Incredibly, during his illegal arrest, the three officers went to his apartment and took another $80,000 from a safe. When Officer Liciardello filled out the 75-49 report, he grossly under-reported the cash, listing $13,000 as the amount taken.
In November of 2007, the dishonest officers’ enterprise expanded.
They brought in Michael Spicer, Linwood Norman, and Officer Perry Betts. Together, the five officers beat a suspect, in his apartment.
While they were trying to extort information from Michael Cascioli, they dangled him over the 19th floor balcony of his penthouse. All of this was done in an effort to get the man’s password for his PalmPilot.
To add insult to injury, the officers ordered a pizza, and then stole items assessed at more than $8,000 from Cascioli, who is one of Philadelphia’s biggest marijuana wholesalers.

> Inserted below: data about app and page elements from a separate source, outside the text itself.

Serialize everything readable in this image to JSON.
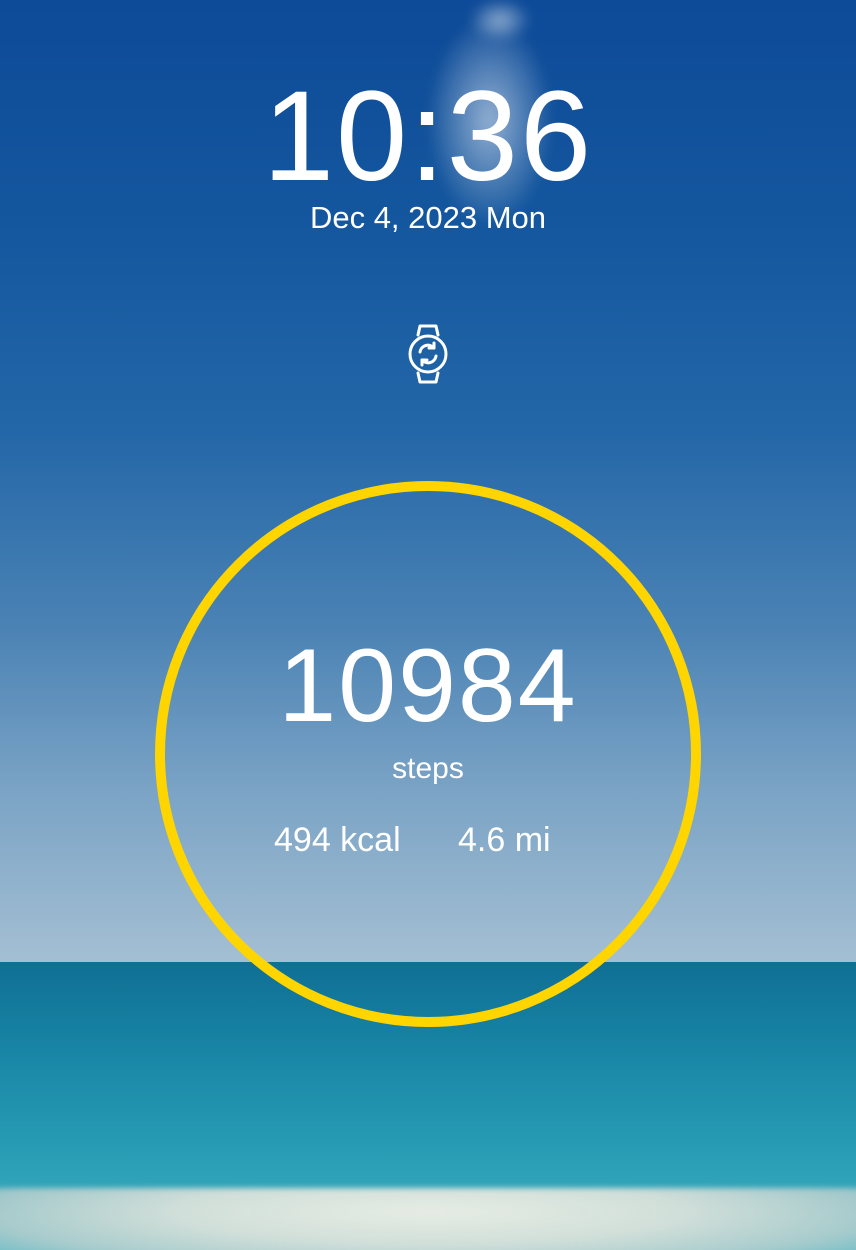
{
  "lock_screen": {
    "time": "10:36",
    "date": "Dec 4, 2023 Mon",
    "sync_icon": "watch-sync-icon"
  },
  "activity": {
    "steps": "10984",
    "steps_label": "steps",
    "calories": "494 kcal",
    "distance": "4.6 mi",
    "ring_color": "#ffd500"
  },
  "colors": {
    "sky_top": "#0d4a98",
    "sea": "#1a88a8",
    "text": "#ffffff"
  }
}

As was their pattern, the officers filled out false reports, which failed to report any items confiscated, nor did it mention a physical confrontation with Cascioli.

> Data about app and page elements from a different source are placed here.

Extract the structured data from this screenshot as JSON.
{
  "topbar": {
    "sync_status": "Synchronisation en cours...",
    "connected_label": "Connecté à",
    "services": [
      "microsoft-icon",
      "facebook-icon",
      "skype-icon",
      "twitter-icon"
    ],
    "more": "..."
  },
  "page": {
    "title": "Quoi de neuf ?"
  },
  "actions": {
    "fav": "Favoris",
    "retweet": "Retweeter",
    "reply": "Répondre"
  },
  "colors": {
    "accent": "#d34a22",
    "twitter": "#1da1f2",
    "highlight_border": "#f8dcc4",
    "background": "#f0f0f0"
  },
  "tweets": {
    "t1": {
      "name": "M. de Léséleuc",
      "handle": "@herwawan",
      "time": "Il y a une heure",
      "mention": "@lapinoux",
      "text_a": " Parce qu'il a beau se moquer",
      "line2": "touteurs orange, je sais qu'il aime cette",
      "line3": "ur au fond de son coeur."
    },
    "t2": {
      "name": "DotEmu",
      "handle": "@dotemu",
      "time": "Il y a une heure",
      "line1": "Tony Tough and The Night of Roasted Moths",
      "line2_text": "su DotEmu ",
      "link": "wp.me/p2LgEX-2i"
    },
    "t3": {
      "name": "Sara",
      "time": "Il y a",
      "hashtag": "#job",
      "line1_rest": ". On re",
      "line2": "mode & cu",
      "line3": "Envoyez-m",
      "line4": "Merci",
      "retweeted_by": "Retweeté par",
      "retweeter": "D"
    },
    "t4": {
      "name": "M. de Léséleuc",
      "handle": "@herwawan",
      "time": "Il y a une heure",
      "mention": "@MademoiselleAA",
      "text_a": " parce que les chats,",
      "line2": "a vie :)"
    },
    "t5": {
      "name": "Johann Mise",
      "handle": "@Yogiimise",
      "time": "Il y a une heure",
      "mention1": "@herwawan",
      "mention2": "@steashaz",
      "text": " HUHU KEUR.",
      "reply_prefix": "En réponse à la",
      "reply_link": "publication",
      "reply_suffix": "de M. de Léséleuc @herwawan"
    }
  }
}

All throughout 2008, the group of thieves continued to prey upon drug dealers, by raiding their homes, stealing their cash and jewelry.

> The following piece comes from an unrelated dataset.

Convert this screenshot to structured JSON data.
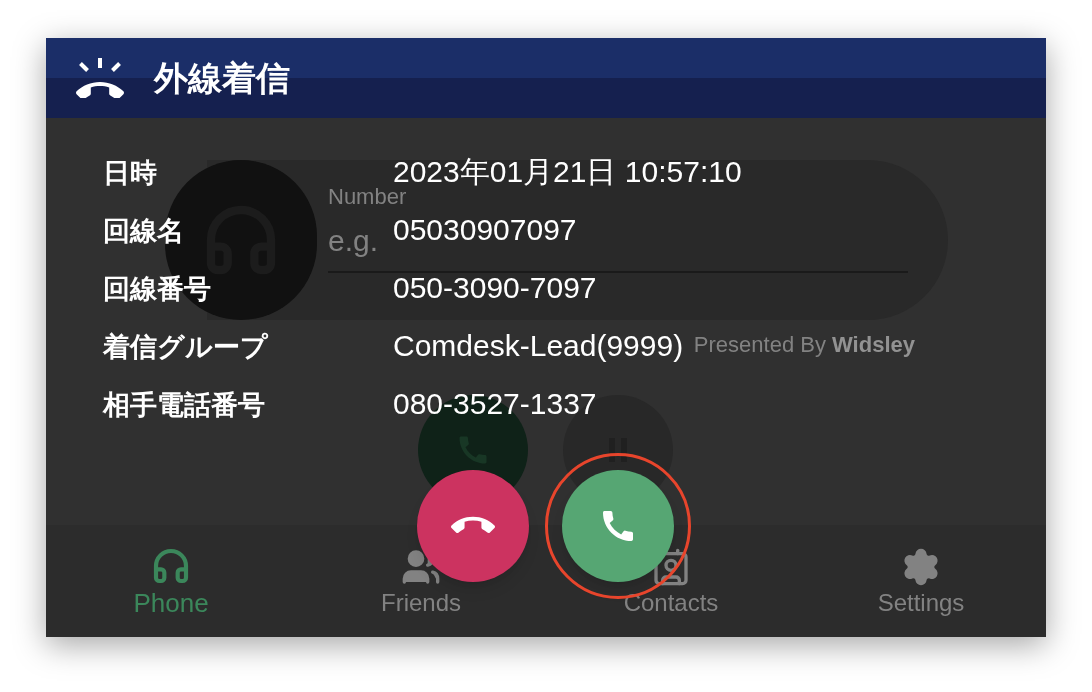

Like the Cascioli case, in several situations, the cops ordered food and ate while robbing their suspects.
In 2009, the cops chose to start selling drugs they seized from houses and vehicles.
In September of 2009, Officers Norman and Walker robbed an Upper Darby drug trafficker of four kilograms of cocaine. The two men then split the $17,000 they collected from the sale of the cocaine. Later that year, they robbed another marijuana dealer of over $120,000 cash.
In 2010, the cops stormed the apartment of one local dealer. Once inside, they punched him in the mouth, suspended him from a balcony and removed $210,000 in cash. The thievery continued throughout the year.
In 2011, their violence intensified when they beat up the owner of a shop on Sedgwick Street. Liacardello hit the owner in the face and knocked out his teeth. Other officers stood by, and somebody even beat the man in the back of the head with a steel bar.
Then, the cops stole over $41,000 in cash but only listed a little over $6,650, stealing the difference.
Altogether, prosecutors maintain these seven officers took over $500,000 from drug dealers and other criminals, on the streets of Philadelphia. Defense attorneys have rejected the allegations against the officers.
The defense has blasted the credibility of prosecutors’ witnesses, many of whom are former drug dealers with criminal records. However, FBI Special Agent-in-Charge Edward Hanko disagreed with the notion that the witnesses did not have rights, just because of their criminal past.
“The crimes alleged here are indefensible,” said Edward Hanko. “That many of the victims were drug dealers, not Boy Scouts, is irrelevant. Police officers are sworn to uphold the law – and to do it ‘by the book.’ This corrupt group chose to make their own rules. Now they will have to answer for it.”
Each officer faced a minimum of seven years and all the way up to life in prison for their offenses, but they were eventually acquitted of all charges.
In July of 2015, the officers were reinstated via arbitration and got their badges back, which is no surprise and in line with the Collaborative Reform Initiative” report’s finding’s about the department’s inability to self-police itself.